▸ Work required: Below are records; write all of them out exactly.
(Beginning of Data extracts)
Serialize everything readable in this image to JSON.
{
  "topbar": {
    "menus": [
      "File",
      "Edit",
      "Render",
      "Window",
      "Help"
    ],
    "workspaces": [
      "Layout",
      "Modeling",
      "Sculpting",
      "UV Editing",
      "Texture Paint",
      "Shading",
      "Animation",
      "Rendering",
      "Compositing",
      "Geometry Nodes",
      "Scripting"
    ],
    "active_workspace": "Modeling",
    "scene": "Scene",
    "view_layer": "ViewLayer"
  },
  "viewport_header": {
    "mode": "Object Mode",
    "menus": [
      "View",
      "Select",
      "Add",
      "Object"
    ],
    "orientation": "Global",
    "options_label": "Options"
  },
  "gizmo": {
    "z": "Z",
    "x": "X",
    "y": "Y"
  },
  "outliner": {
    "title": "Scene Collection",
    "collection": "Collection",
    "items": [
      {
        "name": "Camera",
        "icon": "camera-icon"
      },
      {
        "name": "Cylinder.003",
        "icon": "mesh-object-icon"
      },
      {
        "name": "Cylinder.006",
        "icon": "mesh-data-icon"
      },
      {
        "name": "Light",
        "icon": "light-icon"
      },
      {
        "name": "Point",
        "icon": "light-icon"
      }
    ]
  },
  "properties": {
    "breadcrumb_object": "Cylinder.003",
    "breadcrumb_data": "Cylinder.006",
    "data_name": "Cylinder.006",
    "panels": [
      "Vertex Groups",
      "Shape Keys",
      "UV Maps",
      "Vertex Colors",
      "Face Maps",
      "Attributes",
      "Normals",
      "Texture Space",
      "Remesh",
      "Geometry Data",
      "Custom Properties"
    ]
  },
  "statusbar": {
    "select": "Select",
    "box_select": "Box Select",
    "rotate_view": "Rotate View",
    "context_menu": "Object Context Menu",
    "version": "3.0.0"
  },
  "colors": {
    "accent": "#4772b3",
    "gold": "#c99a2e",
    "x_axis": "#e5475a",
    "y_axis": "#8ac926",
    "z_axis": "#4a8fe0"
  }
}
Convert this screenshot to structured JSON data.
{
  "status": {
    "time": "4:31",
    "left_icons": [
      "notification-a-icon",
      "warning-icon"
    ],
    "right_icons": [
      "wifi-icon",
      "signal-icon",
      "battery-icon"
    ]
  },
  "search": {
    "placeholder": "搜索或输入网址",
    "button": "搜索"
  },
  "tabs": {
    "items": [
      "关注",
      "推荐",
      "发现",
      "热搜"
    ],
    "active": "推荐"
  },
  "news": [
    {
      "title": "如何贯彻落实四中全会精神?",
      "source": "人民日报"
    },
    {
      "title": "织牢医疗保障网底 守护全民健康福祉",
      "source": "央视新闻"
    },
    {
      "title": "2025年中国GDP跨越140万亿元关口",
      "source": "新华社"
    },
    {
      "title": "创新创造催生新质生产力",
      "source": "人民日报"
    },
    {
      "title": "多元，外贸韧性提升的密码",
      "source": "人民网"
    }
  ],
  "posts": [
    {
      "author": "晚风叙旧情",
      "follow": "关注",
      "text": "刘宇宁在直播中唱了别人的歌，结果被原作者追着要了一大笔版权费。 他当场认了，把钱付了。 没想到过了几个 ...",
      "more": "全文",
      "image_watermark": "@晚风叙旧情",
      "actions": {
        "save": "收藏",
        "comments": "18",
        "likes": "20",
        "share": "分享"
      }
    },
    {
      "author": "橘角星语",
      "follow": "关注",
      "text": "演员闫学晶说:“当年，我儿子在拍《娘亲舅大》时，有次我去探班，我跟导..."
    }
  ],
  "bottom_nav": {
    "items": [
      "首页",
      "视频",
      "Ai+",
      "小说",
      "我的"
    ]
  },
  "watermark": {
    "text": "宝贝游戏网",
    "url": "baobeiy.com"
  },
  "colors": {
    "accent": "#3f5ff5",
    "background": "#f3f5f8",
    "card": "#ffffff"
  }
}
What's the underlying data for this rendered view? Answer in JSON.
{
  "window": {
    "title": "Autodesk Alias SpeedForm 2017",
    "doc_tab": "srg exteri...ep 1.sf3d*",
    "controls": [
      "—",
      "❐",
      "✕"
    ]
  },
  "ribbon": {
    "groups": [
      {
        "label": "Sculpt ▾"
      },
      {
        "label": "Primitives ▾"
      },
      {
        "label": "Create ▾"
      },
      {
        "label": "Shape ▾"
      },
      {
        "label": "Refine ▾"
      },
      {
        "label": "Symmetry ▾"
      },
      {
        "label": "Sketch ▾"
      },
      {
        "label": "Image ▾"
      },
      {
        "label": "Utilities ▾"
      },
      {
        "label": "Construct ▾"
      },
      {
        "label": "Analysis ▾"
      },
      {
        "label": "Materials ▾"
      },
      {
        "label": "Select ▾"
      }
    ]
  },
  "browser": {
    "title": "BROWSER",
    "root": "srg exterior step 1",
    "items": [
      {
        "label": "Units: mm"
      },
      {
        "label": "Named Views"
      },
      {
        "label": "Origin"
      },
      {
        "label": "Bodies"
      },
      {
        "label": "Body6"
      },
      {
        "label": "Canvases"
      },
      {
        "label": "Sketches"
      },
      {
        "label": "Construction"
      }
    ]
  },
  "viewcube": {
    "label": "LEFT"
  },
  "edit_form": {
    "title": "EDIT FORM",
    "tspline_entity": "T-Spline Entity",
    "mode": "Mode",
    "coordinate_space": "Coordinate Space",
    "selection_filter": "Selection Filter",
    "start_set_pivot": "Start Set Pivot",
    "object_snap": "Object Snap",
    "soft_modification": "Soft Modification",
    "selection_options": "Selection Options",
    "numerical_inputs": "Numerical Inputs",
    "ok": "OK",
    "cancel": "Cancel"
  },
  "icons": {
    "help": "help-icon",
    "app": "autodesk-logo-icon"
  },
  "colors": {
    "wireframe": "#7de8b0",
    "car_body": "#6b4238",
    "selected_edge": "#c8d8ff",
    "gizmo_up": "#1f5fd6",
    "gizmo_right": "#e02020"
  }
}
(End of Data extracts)
▸ Answer to the problem:
Serialize everything readable in this image to JSON.
{
  "topbar": {
    "menus": [
      "File",
      "Edit",
      "Render",
      "Window",
      "Help"
    ],
    "workspaces": [
      "Layout",
      "Modeling",
      "Sculpting",
      "UV Editing",
      "Texture Paint",
      "Shading",
      "Animation",
      "Rendering",
      "Compositing",
      "Geometry Nodes",
      "Scripting"
    ],
    "active_workspace": "Modeling",
    "scene": "Scene",
    "view_layer": "ViewLayer"
  },
  "viewport_header": {
    "mode": "Object Mode",
    "menus": [
      "View",
      "Select",
      "Add",
      "Object"
    ],
    "orientation": "Global",
    "options_label": "Options"
  },
  "gizmo": {
    "z": "Z",
    "x": "X",
    "y": "Y"
  },
  "outliner": {
    "title": "Scene Collection",
    "collection": "Collection",
    "items": [
      {
        "name": "Camera",
        "icon": "camera-icon"
      },
      {
        "name": "Cylinder.003",
        "icon": "mesh-object-icon"
      },
      {
        "name": "Cylinder.006",
        "icon": "mesh-data-icon"
      },
      {
        "name": "Light",
        "icon": "light-icon"
      },
      {
        "name": "Point",
        "icon": "light-icon"
      }
    ]
  },
  "properties": {
    "breadcrumb_object": "Cylinder.003",
    "breadcrumb_data": "Cylinder.006",
    "data_name": "Cylinder.006",
    "panels": [
      "Vertex Groups",
      "Shape Keys",
      "UV Maps",
      "Vertex Colors",
      "Face Maps",
      "Attributes",
      "Normals",
      "Texture Space",
      "Remesh",
      "Geometry Data",
      "Custom Properties"
    ]
  },
  "statusbar": {
    "select": "Select",
    "box_select": "Box Select",
    "rotate_view": "Rotate View",
    "context_menu": "Object Context Menu",
    "version": "3.0.0"
  },
  "colors": {
    "accent": "#4772b3",
    "gold": "#c99a2e",
    "x_axis": "#e5475a",
    "y_axis": "#8ac926",
    "z_axis": "#4a8fe0"
  }
}
Convert this screenshot to structured JSON data.
{
  "status": {
    "time": "4:31",
    "left_icons": [
      "notification-a-icon",
      "warning-icon"
    ],
    "right_icons": [
      "wifi-icon",
      "signal-icon",
      "battery-icon"
    ]
  },
  "search": {
    "placeholder": "搜索或输入网址",
    "button": "搜索"
  },
  "tabs": {
    "items": [
      "关注",
      "推荐",
      "发现",
      "热搜"
    ],
    "active": "推荐"
  },
  "news": [
    {
      "title": "如何贯彻落实四中全会精神?",
      "source": "人民日报"
    },
    {
      "title": "织牢医疗保障网底 守护全民健康福祉",
      "source": "央视新闻"
    },
    {
      "title": "2025年中国GDP跨越140万亿元关口",
      "source": "新华社"
    },
    {
      "title": "创新创造催生新质生产力",
      "source": "人民日报"
    },
    {
      "title": "多元，外贸韧性提升的密码",
      "source": "人民网"
    }
  ],
  "posts": [
    {
      "author": "晚风叙旧情",
      "follow": "关注",
      "text": "刘宇宁在直播中唱了别人的歌，结果被原作者追着要了一大笔版权费。 他当场认了，把钱付了。 没想到过了几个 ...",
      "more": "全文",
      "image_watermark": "@晚风叙旧情",
      "actions": {
        "save": "收藏",
        "comments": "18",
        "likes": "20",
        "share": "分享"
      }
    },
    {
      "author": "橘角星语",
      "follow": "关注",
      "text": "演员闫学晶说:“当年，我儿子在拍《娘亲舅大》时，有次我去探班，我跟导..."
    }
  ],
  "bottom_nav": {
    "items": [
      "首页",
      "视频",
      "Ai+",
      "小说",
      "我的"
    ]
  },
  "watermark": {
    "text": "宝贝游戏网",
    "url": "baobeiy.com"
  },
  "colors": {
    "accent": "#3f5ff5",
    "background": "#f3f5f8",
    "card": "#ffffff"
  }
}
What's the underlying data for this rendered view? Answer in JSON.
{
  "window": {
    "title": "Autodesk Alias SpeedForm 2017",
    "doc_tab": "srg exteri...ep 1.sf3d*",
    "controls": [
      "—",
      "❐",
      "✕"
    ]
  },
  "ribbon": {
    "groups": [
      {
        "label": "Sculpt ▾"
      },
      {
        "label": "Primitives ▾"
      },
      {
        "label": "Create ▾"
      },
      {
        "label": "Shape ▾"
      },
      {
        "label": "Refine ▾"
      },
      {
        "label": "Symmetry ▾"
      },
      {
        "label": "Sketch ▾"
      },
      {
        "label": "Image ▾"
      },
      {
        "label": "Utilities ▾"
      },
      {
        "label": "Construct ▾"
      },
      {
        "label": "Analysis ▾"
      },
      {
        "label": "Materials ▾"
      },
      {
        "label": "Select ▾"
      }
    ]
  },
  "browser": {
    "title": "BROWSER",
    "root": "srg exterior step 1",
    "items": [
      {
        "label": "Units: mm"
      },
      {
        "label": "Named Views"
      },
      {
        "label": "Origin"
      },
      {
        "label": "Bodies"
      },
      {
        "label": "Body6"
      },
      {
        "label": "Canvases"
      },
      {
        "label": "Sketches"
      },
      {
        "label": "Construction"
      }
    ]
  },
  "viewcube": {
    "label": "LEFT"
  },
  "edit_form": {
    "title": "EDIT FORM",
    "tspline_entity": "T-Spline Entity",
    "mode": "Mode",
    "coordinate_space": "Coordinate Space",
    "selection_filter": "Selection Filter",
    "start_set_pivot": "Start Set Pivot",
    "object_snap": "Object Snap",
    "soft_modification": "Soft Modification",
    "selection_options": "Selection Options",
    "numerical_inputs": "Numerical Inputs",
    "ok": "OK",
    "cancel": "Cancel"
  },
  "icons": {
    "help": "help-icon",
    "app": "autodesk-logo-icon"
  },
  "colors": {
    "wireframe": "#7de8b0",
    "car_body": "#6b4238",
    "selected_edge": "#c8d8ff",
    "gizmo_up": "#1f5fd6",
    "gizmo_right": "#e02020"
  }
}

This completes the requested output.